Data about app and page elements

::::

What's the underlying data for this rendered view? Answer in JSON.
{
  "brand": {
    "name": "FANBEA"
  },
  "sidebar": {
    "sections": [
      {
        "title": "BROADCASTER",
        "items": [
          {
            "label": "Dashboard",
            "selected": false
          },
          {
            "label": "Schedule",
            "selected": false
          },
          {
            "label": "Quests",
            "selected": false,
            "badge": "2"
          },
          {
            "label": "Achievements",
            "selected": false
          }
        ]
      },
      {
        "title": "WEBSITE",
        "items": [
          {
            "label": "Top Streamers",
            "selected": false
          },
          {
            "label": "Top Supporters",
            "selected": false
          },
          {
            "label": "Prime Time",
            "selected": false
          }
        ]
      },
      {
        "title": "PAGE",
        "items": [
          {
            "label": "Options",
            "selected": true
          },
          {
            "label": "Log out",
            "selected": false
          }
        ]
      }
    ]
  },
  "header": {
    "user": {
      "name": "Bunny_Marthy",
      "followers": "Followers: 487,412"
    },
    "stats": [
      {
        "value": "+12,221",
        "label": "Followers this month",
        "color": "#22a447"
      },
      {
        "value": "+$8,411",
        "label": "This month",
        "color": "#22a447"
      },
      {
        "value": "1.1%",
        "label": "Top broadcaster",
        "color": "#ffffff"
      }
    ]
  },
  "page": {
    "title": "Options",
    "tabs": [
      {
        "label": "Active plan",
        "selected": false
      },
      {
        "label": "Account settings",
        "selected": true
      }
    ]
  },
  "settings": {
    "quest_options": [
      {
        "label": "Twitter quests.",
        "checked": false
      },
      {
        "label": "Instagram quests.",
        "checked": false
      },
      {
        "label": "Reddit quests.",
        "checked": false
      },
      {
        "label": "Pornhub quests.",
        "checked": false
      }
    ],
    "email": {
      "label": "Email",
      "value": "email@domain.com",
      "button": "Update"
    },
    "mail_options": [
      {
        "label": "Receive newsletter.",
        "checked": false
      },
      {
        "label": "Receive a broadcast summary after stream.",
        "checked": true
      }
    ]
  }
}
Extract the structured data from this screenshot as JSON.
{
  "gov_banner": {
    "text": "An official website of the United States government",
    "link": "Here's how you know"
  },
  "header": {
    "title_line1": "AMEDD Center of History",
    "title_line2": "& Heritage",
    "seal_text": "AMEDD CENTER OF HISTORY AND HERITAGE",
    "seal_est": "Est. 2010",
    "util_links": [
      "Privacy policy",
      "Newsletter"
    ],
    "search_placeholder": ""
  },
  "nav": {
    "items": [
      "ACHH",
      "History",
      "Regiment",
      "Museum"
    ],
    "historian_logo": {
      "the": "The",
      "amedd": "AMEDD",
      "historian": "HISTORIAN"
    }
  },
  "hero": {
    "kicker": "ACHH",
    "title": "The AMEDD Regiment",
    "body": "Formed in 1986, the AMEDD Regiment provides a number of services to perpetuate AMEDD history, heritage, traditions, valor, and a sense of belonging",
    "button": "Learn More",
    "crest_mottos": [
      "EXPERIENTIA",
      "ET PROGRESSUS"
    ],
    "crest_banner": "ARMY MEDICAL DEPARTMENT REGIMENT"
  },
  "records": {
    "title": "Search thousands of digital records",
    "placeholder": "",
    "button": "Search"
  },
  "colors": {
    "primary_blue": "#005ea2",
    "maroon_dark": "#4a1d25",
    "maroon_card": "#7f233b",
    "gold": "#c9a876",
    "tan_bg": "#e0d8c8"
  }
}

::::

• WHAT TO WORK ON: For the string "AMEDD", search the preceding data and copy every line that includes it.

• EXERCISE RESPONSE:
    "title_line1": "AMEDD Center of History",
    "seal_text": "AMEDD CENTER OF HISTORY AND HERITAGE",
      "amedd": "AMEDD",
    "title": "The AMEDD Regiment",
    "body": "Formed in 1986, the AMEDD Regiment provides a number of services to perpetuate AMEDD history, heritage, traditions, valor, and a sense of belonging",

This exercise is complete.